## [Task directions]
Within this material, find every line where the string "placeholder" appears, and copy it out.

## [Given records]
------

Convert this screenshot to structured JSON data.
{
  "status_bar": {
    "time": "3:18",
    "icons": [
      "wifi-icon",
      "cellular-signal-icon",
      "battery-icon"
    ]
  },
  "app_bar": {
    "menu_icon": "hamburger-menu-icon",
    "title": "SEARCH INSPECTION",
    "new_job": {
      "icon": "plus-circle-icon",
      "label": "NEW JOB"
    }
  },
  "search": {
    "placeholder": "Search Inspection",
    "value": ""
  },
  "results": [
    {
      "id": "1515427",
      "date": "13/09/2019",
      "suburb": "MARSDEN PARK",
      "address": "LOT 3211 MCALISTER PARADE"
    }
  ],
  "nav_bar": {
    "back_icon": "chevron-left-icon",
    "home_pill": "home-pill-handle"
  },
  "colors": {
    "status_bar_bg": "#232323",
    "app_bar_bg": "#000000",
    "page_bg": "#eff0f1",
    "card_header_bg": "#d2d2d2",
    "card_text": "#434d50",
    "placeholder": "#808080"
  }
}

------

## [Solution to the exercise]
    "placeholder": "Search Inspection",
    "placeholder": "#808080"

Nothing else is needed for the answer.